- Editor’s Note: Many Confederate records from 1864 were lost during Lee’s retreat from Richmond and Petersburg. As a result, many useful primary sources from the Confederate side are simply never going to be available. What might be less well known is that not all of Robert E. Lee’s known writings from the time of the Petersburg Campaign were put into the Official Records. In 1915, some of Lee’s previously unpublished letters and dispatches to Jefferson Davis and the War Department were published in Lee’s Dispatches: Unpublished Letters of General Robert E. Lee, C.S.A., to Jefferson Davis and the War Department of the Confederate States of America, 1862-65. These letters and dispatches came from the private collection of Wymberley Jones De Renne of Wormsloe, Georgia.
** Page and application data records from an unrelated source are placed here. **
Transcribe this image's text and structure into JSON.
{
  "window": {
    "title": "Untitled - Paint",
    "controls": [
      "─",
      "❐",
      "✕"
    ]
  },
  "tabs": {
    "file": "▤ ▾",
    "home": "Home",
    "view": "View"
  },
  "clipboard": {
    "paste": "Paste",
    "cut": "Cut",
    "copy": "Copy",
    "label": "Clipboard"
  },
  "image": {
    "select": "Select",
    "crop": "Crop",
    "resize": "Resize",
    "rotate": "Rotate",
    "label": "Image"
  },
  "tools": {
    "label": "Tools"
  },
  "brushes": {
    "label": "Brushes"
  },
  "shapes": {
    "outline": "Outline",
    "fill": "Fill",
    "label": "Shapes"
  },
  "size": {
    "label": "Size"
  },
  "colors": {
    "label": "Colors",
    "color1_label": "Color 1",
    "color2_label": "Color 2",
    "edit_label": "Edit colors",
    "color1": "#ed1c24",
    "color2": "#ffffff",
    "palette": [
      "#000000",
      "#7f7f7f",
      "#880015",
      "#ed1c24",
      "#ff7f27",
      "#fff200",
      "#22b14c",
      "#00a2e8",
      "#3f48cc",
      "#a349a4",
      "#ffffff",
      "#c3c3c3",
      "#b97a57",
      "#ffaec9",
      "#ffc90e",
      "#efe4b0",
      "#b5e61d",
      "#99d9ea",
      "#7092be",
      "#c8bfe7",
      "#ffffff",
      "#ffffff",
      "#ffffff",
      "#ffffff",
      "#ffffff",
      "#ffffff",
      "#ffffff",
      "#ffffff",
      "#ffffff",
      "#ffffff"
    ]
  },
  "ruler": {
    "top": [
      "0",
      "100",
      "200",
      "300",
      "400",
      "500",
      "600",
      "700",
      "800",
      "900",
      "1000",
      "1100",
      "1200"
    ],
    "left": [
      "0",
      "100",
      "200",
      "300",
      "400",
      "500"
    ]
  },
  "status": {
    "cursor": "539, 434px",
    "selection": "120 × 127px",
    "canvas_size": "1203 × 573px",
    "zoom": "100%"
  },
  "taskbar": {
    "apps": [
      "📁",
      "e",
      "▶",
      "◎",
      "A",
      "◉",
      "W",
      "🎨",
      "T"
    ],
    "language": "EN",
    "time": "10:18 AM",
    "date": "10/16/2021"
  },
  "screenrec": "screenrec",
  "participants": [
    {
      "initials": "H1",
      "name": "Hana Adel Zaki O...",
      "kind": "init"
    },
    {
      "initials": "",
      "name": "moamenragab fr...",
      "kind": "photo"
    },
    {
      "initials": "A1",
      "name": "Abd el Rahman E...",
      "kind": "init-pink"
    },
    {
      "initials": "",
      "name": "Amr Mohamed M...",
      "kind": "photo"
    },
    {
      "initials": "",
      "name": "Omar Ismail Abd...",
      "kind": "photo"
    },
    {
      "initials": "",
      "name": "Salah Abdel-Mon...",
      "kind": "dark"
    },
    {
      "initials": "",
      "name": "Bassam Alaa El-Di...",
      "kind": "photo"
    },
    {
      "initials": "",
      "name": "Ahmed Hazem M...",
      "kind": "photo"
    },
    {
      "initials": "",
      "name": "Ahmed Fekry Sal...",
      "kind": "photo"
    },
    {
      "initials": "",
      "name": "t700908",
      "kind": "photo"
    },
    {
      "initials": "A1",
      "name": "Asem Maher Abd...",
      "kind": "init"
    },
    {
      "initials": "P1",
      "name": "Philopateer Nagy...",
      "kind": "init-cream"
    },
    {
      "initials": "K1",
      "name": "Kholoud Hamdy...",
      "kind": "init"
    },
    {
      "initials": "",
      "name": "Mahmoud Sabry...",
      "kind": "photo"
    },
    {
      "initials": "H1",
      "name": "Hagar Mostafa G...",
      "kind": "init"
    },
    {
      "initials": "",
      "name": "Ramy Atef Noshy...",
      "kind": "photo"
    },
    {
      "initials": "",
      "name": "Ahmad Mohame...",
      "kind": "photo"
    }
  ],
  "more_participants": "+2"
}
Many of these letters and telegrams contain insight into the Siege of Petersburg, and will appear here 150 years to the day after they were written by Lee. The numbering system used in the book will also be utilized here, but some numbers may be missing because the corresponding letter or dispatch does not pertain directly to the Siege of Petersburg. ↩
- Freeman, Douglas Southall (ed.). Lee’s Dispatches: Unpublished Letters of General Robert E. Lee, C. S. A. to Jefferson Davis and the War Department of the Confederate States of America 1862-65. New York: G. P. Putnam’s Sons, 1915, pp. 318-322 ↩